>>>>
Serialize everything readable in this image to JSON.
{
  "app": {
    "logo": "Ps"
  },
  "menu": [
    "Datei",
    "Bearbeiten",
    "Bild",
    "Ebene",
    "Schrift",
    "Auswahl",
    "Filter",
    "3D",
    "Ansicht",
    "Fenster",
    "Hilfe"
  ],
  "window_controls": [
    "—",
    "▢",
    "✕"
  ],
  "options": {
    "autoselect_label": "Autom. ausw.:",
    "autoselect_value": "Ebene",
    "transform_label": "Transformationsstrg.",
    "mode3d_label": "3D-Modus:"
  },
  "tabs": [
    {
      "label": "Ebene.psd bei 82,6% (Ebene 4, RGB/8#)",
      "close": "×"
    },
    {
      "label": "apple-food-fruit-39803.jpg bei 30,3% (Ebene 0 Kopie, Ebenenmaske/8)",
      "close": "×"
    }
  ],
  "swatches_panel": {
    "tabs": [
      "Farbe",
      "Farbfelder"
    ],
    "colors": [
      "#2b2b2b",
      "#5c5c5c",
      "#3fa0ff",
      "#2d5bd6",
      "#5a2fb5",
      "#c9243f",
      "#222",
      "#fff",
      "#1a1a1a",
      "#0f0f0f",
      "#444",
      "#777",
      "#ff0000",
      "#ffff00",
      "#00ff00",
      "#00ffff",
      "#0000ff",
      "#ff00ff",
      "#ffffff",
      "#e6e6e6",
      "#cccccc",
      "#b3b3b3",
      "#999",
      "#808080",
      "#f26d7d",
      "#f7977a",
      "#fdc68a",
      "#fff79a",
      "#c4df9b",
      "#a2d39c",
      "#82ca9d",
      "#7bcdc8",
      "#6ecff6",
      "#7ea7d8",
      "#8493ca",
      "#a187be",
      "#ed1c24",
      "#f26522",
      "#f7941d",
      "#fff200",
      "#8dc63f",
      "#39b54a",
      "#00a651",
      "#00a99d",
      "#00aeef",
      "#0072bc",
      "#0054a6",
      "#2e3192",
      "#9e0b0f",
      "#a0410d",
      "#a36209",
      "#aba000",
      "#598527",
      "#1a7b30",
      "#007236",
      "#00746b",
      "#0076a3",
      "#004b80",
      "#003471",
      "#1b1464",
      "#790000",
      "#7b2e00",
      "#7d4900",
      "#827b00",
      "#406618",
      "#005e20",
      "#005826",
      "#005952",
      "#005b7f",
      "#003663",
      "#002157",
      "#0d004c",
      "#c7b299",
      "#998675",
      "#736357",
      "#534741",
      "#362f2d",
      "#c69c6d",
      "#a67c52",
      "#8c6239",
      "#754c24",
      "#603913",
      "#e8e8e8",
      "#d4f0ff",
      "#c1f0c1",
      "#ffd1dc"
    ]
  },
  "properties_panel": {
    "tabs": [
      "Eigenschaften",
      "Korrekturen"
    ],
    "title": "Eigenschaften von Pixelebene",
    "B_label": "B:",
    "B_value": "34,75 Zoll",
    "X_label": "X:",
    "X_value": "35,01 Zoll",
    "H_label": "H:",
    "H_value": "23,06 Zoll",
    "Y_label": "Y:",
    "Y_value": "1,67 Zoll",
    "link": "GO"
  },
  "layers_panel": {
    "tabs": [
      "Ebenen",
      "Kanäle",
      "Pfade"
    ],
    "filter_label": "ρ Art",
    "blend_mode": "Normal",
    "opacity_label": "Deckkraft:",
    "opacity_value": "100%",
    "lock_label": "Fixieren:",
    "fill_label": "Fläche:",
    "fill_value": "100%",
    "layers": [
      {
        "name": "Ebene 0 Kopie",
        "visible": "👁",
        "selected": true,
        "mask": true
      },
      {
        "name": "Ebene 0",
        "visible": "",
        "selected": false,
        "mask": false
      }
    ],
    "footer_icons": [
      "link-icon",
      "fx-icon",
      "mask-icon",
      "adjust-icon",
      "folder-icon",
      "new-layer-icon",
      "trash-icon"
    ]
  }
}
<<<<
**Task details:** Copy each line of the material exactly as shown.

**Response area:**
Serialize everything readable in this image to JSON.
{
  "app": {
    "logo": "Ps"
  },
  "menu": [
    "Datei",
    "Bearbeiten",
    "Bild",
    "Ebene",
    "Schrift",
    "Auswahl",
    "Filter",
    "3D",
    "Ansicht",
    "Fenster",
    "Hilfe"
  ],
  "window_controls": [
    "—",
    "▢",
    "✕"
  ],
  "options": {
    "autoselect_label": "Autom. ausw.:",
    "autoselect_value": "Ebene",
    "transform_label": "Transformationsstrg.",
    "mode3d_label": "3D-Modus:"
  },
  "tabs": [
    {
      "label": "Ebene.psd bei 82,6% (Ebene 4, RGB/8#)",
      "close": "×"
    },
    {
      "label": "apple-food-fruit-39803.jpg bei 30,3% (Ebene 0 Kopie, Ebenenmaske/8)",
      "close": "×"
    }
  ],
  "swatches_panel": {
    "tabs": [
      "Farbe",
      "Farbfelder"
    ],
    "colors": [
      "#2b2b2b",
      "#5c5c5c",
      "#3fa0ff",
      "#2d5bd6",
      "#5a2fb5",
      "#c9243f",
      "#222",
      "#fff",
      "#1a1a1a",
      "#0f0f0f",
      "#444",
      "#777",
      "#ff0000",
      "#ffff00",
      "#00ff00",
      "#00ffff",
      "#0000ff",
      "#ff00ff",
      "#ffffff",
      "#e6e6e6",
      "#cccccc",
      "#b3b3b3",
      "#999",
      "#808080",
      "#f26d7d",
      "#f7977a",
      "#fdc68a",
      "#fff79a",
      "#c4df9b",
      "#a2d39c",
      "#82ca9d",
      "#7bcdc8",
      "#6ecff6",
      "#7ea7d8",
      "#8493ca",
      "#a187be",
      "#ed1c24",
      "#f26522",
      "#f7941d",
      "#fff200",
      "#8dc63f",
      "#39b54a",
      "#00a651",
      "#00a99d",
      "#00aeef",
      "#0072bc",
      "#0054a6",
      "#2e3192",
      "#9e0b0f",
      "#a0410d",
      "#a36209",
      "#aba000",
      "#598527",
      "#1a7b30",
      "#007236",
      "#00746b",
      "#0076a3",
      "#004b80",
      "#003471",
      "#1b1464",
      "#790000",
      "#7b2e00",
      "#7d4900",
      "#827b00",
      "#406618",
      "#005e20",
      "#005826",
      "#005952",
      "#005b7f",
      "#003663",
      "#002157",
      "#0d004c",
      "#c7b299",
      "#998675",
      "#736357",
      "#534741",
      "#362f2d",
      "#c69c6d",
      "#a67c52",
      "#8c6239",
      "#754c24",
      "#603913",
      "#e8e8e8",
      "#d4f0ff",
      "#c1f0c1",
      "#ffd1dc"
    ]
  },
  "properties_panel": {
    "tabs": [
      "Eigenschaften",
      "Korrekturen"
    ],
    "title": "Eigenschaften von Pixelebene",
    "B_label": "B:",
    "B_value": "34,75 Zoll",
    "X_label": "X:",
    "X_value": "35,01 Zoll",
    "H_label": "H:",
    "H_value": "23,06 Zoll",
    "Y_label": "Y:",
    "Y_value": "1,67 Zoll",
    "link": "GO"
  },
  "layers_panel": {
    "tabs": [
      "Ebenen",
      "Kanäle",
      "Pfade"
    ],
    "filter_label": "ρ Art",
    "blend_mode": "Normal",
    "opacity_label": "Deckkraft:",
    "opacity_value": "100%",
    "lock_label": "Fixieren:",
    "fill_label": "Fläche:",
    "fill_value": "100%",
    "layers": [
      {
        "name": "Ebene 0 Kopie",
        "visible": "👁",
        "selected": true,
        "mask": true
      },
      {
        "name": "Ebene 0",
        "visible": "",
        "selected": false,
        "mask": false
      }
    ],
    "footer_icons": [
      "link-icon",
      "fx-icon",
      "mask-icon",
      "adjust-icon",
      "folder-icon",
      "new-layer-icon",
      "trash-icon"
    ]
  }
}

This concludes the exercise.